Now that Bob Diamond has quit as chief executive of Barclays, what does that mean for his appearance in front of the Treasury Select Committee tomorrow?
It may mean that the members of the committee tone down their attacks: it is less edifying watching a panel pillorying someone who has just resigned than someone who is refusing to do so.
But more importantly, it may mean that Diamond now feels free of his shackles and goes after other people he feels were complicit in the Libor scandal.
So who else could be in his line of fire?
- Paul Tucker. US regulators said in their reports that Barclays staff were under the impression that the Bank of England was aware that banks were systematically manipulating Libor, and worse, wanted Barclays to do the same to reduce lending rates. The DoJ even mentions one particular call between Diamond and Paul Tucker, the Bank’s deputy governor and favourite to succeed Sir Mervyn King as governor, where that impression may have been formed. If Tucker said anything explicitly along those lines to Diamond, the former Barclays boss could easily scupper his chances of getting the top job.
- Sir Mervyn King. If the deputy governor did know what was going on, it is reasonable to ask what the governor himself knew. Sir Mervyn joked in 2008 that “Libor is the rate at which banks do not lend to each other.” Was that a joke about a lack of lending or a joke about the reliability of Libor?

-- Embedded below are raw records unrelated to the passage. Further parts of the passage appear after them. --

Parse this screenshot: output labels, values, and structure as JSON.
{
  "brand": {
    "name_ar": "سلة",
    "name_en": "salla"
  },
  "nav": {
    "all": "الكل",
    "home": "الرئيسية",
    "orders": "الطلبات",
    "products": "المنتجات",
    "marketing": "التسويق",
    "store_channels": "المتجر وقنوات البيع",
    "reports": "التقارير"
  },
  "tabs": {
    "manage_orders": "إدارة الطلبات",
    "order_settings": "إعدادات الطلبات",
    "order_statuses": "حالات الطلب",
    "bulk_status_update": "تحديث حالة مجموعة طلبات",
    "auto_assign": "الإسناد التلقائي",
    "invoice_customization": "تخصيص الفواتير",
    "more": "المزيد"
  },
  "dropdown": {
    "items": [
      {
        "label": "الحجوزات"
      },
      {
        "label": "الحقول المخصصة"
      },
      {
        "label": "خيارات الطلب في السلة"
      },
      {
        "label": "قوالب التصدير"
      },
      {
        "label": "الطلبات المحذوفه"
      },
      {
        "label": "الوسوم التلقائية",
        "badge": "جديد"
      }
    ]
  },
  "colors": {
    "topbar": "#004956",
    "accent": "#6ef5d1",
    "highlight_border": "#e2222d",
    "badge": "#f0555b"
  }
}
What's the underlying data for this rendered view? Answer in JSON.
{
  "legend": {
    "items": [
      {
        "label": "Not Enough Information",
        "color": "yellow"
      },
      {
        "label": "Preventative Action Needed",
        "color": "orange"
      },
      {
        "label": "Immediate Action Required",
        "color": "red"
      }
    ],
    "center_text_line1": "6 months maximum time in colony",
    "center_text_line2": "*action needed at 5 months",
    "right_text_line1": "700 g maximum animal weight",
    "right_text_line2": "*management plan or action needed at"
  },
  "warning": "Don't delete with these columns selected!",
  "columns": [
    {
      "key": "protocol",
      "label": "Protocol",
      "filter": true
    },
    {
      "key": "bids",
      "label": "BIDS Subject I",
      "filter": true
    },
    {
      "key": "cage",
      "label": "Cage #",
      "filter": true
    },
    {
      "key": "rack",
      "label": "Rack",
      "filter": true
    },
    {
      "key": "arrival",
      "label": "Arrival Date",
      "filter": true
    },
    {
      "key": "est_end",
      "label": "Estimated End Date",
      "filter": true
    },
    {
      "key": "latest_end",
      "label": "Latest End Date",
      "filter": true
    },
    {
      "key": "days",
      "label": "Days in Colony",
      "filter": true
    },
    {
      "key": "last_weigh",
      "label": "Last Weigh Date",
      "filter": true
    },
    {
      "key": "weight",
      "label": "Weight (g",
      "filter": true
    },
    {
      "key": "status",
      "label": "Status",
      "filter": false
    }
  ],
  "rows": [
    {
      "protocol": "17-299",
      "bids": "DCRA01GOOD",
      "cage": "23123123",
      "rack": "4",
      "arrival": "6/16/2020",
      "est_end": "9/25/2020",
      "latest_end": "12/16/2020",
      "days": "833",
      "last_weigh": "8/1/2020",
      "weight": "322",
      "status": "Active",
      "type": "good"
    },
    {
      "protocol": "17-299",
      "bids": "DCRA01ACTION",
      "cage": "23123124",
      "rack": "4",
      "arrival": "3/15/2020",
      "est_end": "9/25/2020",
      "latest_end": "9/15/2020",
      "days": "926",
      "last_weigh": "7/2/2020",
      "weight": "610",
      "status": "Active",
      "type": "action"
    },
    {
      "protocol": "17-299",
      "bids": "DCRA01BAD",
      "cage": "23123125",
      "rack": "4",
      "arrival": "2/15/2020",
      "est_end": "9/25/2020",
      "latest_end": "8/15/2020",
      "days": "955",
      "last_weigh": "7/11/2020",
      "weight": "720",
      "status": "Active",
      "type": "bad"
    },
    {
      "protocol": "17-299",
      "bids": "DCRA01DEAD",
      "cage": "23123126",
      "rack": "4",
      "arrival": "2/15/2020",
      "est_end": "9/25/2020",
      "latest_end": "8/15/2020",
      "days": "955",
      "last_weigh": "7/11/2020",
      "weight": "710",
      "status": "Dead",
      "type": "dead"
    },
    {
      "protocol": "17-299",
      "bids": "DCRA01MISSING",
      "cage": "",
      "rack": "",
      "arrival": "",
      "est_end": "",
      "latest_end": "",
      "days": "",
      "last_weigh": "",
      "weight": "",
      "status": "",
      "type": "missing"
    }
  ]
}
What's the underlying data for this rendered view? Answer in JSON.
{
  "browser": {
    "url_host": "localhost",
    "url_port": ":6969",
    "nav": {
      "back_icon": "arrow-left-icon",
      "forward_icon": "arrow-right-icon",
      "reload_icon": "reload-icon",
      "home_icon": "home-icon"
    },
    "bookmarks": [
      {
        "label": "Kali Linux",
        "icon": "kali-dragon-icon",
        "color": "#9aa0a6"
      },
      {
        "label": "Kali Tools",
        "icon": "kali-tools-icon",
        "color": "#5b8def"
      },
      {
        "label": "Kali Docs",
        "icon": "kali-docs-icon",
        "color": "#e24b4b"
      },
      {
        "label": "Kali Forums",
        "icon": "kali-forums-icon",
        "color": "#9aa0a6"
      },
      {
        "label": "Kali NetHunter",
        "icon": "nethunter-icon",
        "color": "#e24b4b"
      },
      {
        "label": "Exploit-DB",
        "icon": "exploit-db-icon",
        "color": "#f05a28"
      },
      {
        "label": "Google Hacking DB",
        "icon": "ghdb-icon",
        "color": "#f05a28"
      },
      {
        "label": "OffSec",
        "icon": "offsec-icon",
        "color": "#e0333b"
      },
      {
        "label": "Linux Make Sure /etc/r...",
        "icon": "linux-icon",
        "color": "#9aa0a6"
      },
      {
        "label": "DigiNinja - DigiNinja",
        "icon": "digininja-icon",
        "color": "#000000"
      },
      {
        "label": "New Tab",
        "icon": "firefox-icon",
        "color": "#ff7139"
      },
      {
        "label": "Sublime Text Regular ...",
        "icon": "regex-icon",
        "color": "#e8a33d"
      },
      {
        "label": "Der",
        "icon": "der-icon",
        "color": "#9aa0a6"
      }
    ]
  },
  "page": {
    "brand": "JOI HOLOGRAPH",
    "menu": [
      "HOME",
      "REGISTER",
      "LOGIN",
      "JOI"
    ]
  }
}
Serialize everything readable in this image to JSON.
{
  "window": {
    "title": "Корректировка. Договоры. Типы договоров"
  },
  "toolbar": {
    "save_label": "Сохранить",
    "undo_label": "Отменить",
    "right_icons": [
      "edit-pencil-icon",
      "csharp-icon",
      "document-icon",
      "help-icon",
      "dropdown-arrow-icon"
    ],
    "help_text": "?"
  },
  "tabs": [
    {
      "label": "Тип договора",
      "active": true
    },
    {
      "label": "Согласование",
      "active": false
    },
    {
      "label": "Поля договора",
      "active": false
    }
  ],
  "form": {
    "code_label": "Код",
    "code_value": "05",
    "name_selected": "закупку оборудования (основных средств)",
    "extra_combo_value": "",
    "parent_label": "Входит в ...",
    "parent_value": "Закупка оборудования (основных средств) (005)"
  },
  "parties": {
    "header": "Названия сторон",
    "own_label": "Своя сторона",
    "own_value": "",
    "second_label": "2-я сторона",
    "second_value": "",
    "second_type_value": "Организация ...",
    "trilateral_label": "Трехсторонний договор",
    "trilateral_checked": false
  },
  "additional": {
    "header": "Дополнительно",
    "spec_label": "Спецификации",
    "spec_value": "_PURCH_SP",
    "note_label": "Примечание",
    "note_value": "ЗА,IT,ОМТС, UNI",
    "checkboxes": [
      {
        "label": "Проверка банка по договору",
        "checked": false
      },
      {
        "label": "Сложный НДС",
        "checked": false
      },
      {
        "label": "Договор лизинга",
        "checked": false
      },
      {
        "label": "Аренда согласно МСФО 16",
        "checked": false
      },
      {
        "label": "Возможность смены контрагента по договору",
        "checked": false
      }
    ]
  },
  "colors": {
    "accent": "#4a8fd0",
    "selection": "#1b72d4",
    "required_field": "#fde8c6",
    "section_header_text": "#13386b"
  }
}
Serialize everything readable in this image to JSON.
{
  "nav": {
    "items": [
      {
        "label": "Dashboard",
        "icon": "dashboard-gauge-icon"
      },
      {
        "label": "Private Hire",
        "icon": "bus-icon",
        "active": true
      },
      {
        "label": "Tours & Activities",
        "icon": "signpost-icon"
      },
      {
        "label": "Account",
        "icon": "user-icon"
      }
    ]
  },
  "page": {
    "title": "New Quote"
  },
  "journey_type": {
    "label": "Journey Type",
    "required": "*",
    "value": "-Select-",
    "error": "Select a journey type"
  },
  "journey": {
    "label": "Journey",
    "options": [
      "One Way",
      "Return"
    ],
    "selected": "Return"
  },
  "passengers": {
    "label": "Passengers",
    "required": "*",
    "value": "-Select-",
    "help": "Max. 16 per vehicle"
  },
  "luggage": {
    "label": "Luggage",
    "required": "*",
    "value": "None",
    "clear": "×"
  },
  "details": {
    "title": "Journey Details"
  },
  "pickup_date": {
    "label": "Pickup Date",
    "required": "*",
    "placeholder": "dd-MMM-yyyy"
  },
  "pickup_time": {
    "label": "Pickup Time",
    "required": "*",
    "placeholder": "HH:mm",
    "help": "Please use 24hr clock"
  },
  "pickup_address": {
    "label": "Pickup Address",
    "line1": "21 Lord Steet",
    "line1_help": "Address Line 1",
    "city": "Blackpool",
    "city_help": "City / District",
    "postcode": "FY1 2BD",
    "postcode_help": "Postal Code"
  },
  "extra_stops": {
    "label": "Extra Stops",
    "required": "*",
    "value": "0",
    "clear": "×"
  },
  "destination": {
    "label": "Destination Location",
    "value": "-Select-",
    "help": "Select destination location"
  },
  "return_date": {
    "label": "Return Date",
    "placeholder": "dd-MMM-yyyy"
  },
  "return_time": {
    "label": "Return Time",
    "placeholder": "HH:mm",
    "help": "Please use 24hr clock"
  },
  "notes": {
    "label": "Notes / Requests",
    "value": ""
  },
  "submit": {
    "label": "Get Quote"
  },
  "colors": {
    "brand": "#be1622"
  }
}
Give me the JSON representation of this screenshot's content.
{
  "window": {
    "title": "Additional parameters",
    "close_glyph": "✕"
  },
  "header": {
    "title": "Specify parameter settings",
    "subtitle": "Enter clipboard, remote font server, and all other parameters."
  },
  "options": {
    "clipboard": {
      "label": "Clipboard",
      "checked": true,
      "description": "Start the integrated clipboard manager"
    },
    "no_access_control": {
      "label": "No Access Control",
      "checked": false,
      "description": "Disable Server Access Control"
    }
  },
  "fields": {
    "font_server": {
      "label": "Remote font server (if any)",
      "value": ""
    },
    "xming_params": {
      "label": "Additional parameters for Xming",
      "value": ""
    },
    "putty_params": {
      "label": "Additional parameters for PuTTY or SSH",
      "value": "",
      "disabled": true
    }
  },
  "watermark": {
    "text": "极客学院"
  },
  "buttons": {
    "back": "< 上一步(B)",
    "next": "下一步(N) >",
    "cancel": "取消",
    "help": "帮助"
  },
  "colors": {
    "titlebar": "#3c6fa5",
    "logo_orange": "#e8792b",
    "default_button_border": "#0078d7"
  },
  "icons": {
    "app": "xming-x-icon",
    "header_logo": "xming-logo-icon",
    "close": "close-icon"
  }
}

- Angela Knight and Stephen Green. Knight and Lord Green were at the time the chief executive and chair, respectively, of the British Bankers’ Association, the body that is responsible for setting Libor. What does Diamond know about what they knew, or what they should have known?
- Adair Turner. Tucker’s main rival for the BoE job may not survive tomorrow’s session unscathed either. Lord Turner was appointed FSA chief in May 2008, when Libor manipulation was still happening. Why didn’t the FSA act sooner? Does Diamond have some tales of regulatory incompetence that could hurt Turner and his underlings?
- Shriti Vadera. The Mail reported this morning that Baroness Vadera, one of Gordon Brown’s chief economic advisers, had written a paper in 2008 arguing that “getting Libor down is desirable”. This is to a large extent a statement of the obvious – getting Libor down was obviously desirable to get banks lending again. But did Labour want so badly to get banks to reduce their rates that they turned a blind eye to manipulation?
- Alistair Darling. As chancellor at the time, what did Darling know about what was going on at the top of Britain’s biggest banks? If nothing, should he have?
- Other banks. About 20 other institutions are currently embroiled in the Libor investigation, but no other chief executive has resigned. If Diamond knows that other bosses were complicit in manipulating rates, his could be just the first of many heads to roll.
UPDATE: The answer to the question in the title appears to be yes: http://blogs.ft.com/westminster/2012/07/the-memo-that-puts-the-ball-back-in-bank-of-englands-court/